After giving the couple £10 for my part of the journey, we sat in traffic for a further period watching the clock ticking towards midnight. It struck whilst we were still on the way to Failsworth tram stop, so I celebrated the turn of the year in a mini bus, with three strangers, dodging fireworks that were being set off dangerously close to the main road, and navigating the smoke that had descended.
At Failsworth tram stop, I thanked the young couple and the driver, then ran up the large number of steps to the platform. Again, I felt slightly scared to be alone and wondered why there were no other people around. On the deserted platform in the middle of nowhere, I saw something orange flashing on the announcement screens and started to panic.
The sign began with the now familiar words, “Due to a police incident in Oldham town centre…..” At first I thought all the trams had been cancelled and I was going to spend the night bedded down in a doorway somewhere. Getting another taxi at this point would have been virtually impossible as the world and his wife were doing the same thing and my phone was extremely slow and nearly dead. Reading the screen more carefully and rationally, there were some trams running between Failsworth and Freehold. I waited for one of these thinking that maybe I could walk the rest of the way home. When it arrived, it was actually labelled Westwood which took me one stop closer to my destination. The driver advised us all to start walking as he kicked us out at Westwood. Having initially said we could walk along the tram lines, he then changed his mind as his health and safety training kicked in and he pointed us towards the main road with some vague directions.
There were only a few other people around who mostly seemed drunk, and to be trying to get to Rochdale, but even so, I was grateful not to be completely alone. I headed off following my phone GPS which said it would take 36 minutes to walk home. Some lads said something to me as they passed and I ended up having to follow them through some dark alleys. When another group of lads appeared I felt very nervous but they too passed on by. It was now heading towards 1am and fireworks were still exploding here, there and everywhere.
Walking hastily past some strange sights in Oldham town, I saw a fancy dress party with a nun standing outside a pub, she looked at me as if to say “what are you looking at?” Then a drunk man shouted to ask if I had a cigarette. The celebrations were in full swing and it was all a bit disconcerting. It’s weird that things which used to be my world are now so alien.
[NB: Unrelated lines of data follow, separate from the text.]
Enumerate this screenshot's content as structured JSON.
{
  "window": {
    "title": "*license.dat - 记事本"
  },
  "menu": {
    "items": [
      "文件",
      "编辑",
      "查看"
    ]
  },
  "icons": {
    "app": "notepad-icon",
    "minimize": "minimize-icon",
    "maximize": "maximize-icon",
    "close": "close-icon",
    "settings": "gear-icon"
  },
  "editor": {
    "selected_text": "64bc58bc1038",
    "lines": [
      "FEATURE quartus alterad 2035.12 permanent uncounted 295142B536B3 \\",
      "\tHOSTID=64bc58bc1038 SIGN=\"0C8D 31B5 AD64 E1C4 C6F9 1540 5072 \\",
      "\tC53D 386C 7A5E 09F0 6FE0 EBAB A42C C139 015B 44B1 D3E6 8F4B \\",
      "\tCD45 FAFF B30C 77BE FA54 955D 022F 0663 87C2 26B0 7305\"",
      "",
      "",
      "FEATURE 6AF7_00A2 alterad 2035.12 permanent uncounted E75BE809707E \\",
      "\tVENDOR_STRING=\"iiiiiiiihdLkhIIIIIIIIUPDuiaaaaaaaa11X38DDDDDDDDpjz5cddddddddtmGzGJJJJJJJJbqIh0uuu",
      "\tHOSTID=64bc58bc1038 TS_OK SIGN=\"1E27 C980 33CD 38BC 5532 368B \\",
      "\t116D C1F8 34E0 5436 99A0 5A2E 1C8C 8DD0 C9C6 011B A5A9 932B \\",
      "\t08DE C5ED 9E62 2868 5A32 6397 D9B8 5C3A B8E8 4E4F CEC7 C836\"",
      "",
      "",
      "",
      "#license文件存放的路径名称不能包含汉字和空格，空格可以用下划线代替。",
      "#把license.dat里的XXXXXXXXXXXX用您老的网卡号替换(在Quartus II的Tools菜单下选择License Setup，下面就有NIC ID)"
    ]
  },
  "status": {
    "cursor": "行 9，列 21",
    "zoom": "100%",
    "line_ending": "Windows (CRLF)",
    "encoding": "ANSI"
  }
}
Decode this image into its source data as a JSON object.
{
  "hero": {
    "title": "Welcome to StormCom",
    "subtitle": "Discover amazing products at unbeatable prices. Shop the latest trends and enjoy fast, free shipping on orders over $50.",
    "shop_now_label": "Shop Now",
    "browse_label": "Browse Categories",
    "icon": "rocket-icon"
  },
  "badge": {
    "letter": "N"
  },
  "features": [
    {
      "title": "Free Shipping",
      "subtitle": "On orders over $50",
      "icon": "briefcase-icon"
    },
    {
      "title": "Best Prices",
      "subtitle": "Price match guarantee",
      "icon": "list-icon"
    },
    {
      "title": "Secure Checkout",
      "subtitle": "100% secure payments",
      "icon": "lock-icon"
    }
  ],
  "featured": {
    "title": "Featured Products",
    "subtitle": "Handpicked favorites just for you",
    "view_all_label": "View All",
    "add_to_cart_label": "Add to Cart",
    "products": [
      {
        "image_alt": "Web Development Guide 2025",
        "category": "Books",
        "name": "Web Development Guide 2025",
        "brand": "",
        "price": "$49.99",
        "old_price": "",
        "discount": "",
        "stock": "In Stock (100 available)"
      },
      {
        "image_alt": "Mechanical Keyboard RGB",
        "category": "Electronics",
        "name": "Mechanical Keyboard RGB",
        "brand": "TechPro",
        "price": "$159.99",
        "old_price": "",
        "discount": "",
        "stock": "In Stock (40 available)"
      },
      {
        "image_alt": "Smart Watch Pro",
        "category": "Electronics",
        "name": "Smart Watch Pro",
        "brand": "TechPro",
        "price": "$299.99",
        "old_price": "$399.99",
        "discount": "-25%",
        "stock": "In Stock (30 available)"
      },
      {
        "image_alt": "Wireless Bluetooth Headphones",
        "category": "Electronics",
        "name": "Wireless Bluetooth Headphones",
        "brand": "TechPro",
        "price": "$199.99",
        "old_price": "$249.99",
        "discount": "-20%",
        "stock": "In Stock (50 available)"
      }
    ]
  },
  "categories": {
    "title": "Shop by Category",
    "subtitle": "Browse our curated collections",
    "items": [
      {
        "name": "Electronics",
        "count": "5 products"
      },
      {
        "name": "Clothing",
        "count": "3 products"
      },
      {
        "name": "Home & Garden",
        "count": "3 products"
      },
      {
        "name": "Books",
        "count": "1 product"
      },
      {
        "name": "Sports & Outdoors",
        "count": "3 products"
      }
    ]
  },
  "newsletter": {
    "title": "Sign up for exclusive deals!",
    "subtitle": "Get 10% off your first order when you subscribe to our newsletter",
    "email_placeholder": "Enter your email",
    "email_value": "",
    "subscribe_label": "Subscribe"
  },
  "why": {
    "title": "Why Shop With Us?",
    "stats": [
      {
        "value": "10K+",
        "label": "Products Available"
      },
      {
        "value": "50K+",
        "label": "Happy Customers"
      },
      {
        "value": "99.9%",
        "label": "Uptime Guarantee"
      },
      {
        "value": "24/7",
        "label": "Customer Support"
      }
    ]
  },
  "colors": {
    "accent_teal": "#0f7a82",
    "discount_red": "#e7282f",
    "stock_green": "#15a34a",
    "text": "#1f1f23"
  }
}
I finally saw what all the fuss had been about when I reached the junction of Waterloo Street in Oldham. A vehicle was on its side in the road partially obscuring the tram line. There were the usual array of flashing lights and yellow jackets around and a crowd of spectators, of course. I toyed with asking the police whether they were aware that the tram had been stopped several stops too early resulting in people, like me, having to walk a very long way unnecessarily. I thought if I told them people were being advised to walk along the tram lines, something might be done….
However, knowing that the police don't generally like being told how to do their jobs, especially by ex-officers and that they were probably upset about what had happened at Victoria, I thought better of it. I walked the rest of the way home noting that there were several cars full of men driving around aimlessly and I seemed to be attracting a fair bit of attention. Shivering and breathing a sigh of relief, once safely inside my house, I locked both doors.
Happy New Year, I hope yours was better than this…..